## PROBLEM DESCRIPTION
Repeat the data exactly as it appears.

## DATA RECORDS
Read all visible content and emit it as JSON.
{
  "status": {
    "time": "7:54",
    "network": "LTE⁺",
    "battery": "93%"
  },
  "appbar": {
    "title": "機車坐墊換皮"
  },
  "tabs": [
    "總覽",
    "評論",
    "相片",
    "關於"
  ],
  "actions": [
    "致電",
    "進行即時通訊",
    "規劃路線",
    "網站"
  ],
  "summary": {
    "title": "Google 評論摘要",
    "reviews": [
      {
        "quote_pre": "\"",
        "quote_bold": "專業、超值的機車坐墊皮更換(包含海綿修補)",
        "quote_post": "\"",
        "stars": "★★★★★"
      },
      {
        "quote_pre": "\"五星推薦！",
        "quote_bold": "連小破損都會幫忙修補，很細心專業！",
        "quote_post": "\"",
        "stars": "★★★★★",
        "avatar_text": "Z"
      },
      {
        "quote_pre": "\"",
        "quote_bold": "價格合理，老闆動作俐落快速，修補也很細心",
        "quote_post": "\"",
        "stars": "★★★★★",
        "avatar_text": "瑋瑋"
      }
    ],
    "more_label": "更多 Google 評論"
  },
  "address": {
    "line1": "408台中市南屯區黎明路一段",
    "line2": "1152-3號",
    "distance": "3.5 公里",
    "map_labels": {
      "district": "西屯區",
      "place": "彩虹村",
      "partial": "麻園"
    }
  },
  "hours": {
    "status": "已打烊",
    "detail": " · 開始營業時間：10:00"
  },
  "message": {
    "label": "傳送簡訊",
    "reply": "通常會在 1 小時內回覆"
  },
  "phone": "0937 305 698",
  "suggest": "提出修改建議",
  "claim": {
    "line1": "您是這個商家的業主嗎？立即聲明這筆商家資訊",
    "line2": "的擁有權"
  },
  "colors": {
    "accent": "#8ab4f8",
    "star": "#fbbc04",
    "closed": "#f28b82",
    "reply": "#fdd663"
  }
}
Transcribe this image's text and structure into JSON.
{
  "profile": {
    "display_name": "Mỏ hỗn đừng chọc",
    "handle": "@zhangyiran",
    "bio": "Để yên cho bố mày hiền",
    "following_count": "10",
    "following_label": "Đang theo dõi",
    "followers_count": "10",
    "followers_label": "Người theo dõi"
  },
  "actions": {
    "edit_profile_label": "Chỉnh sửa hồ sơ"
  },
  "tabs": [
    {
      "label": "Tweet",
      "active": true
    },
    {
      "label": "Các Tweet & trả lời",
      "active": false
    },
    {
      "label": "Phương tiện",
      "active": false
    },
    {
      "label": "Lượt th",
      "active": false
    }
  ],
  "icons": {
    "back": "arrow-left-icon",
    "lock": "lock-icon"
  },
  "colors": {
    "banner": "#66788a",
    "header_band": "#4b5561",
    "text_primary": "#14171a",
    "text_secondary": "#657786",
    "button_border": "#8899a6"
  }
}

## RESULT OF THE EXERCISE
Read all visible content and emit it as JSON.
{
  "status": {
    "time": "7:54",
    "network": "LTE⁺",
    "battery": "93%"
  },
  "appbar": {
    "title": "機車坐墊換皮"
  },
  "tabs": [
    "總覽",
    "評論",
    "相片",
    "關於"
  ],
  "actions": [
    "致電",
    "進行即時通訊",
    "規劃路線",
    "網站"
  ],
  "summary": {
    "title": "Google 評論摘要",
    "reviews": [
      {
        "quote_pre": "\"",
        "quote_bold": "專業、超值的機車坐墊皮更換(包含海綿修補)",
        "quote_post": "\"",
        "stars": "★★★★★"
      },
      {
        "quote_pre": "\"五星推薦！",
        "quote_bold": "連小破損都會幫忙修補，很細心專業！",
        "quote_post": "\"",
        "stars": "★★★★★",
        "avatar_text": "Z"
      },
      {
        "quote_pre": "\"",
        "quote_bold": "價格合理，老闆動作俐落快速，修補也很細心",
        "quote_post": "\"",
        "stars": "★★★★★",
        "avatar_text": "瑋瑋"
      }
    ],
    "more_label": "更多 Google 評論"
  },
  "address": {
    "line1": "408台中市南屯區黎明路一段",
    "line2": "1152-3號",
    "distance": "3.5 公里",
    "map_labels": {
      "district": "西屯區",
      "place": "彩虹村",
      "partial": "麻園"
    }
  },
  "hours": {
    "status": "已打烊",
    "detail": " · 開始營業時間：10:00"
  },
  "message": {
    "label": "傳送簡訊",
    "reply": "通常會在 1 小時內回覆"
  },
  "phone": "0937 305 698",
  "suggest": "提出修改建議",
  "claim": {
    "line1": "您是這個商家的業主嗎？立即聲明這筆商家資訊",
    "line2": "的擁有權"
  },
  "colors": {
    "accent": "#8ab4f8",
    "star": "#fbbc04",
    "closed": "#f28b82",
    "reply": "#fdd663"
  }
}
Transcribe this image's text and structure into JSON.
{
  "profile": {
    "display_name": "Mỏ hỗn đừng chọc",
    "handle": "@zhangyiran",
    "bio": "Để yên cho bố mày hiền",
    "following_count": "10",
    "following_label": "Đang theo dõi",
    "followers_count": "10",
    "followers_label": "Người theo dõi"
  },
  "actions": {
    "edit_profile_label": "Chỉnh sửa hồ sơ"
  },
  "tabs": [
    {
      "label": "Tweet",
      "active": true
    },
    {
      "label": "Các Tweet & trả lời",
      "active": false
    },
    {
      "label": "Phương tiện",
      "active": false
    },
    {
      "label": "Lượt th",
      "active": false
    }
  ],
  "icons": {
    "back": "arrow-left-icon",
    "lock": "lock-icon"
  },
  "colors": {
    "banner": "#66788a",
    "header_band": "#4b5561",
    "text_primary": "#14171a",
    "text_secondary": "#657786",
    "button_border": "#8899a6"
  }
}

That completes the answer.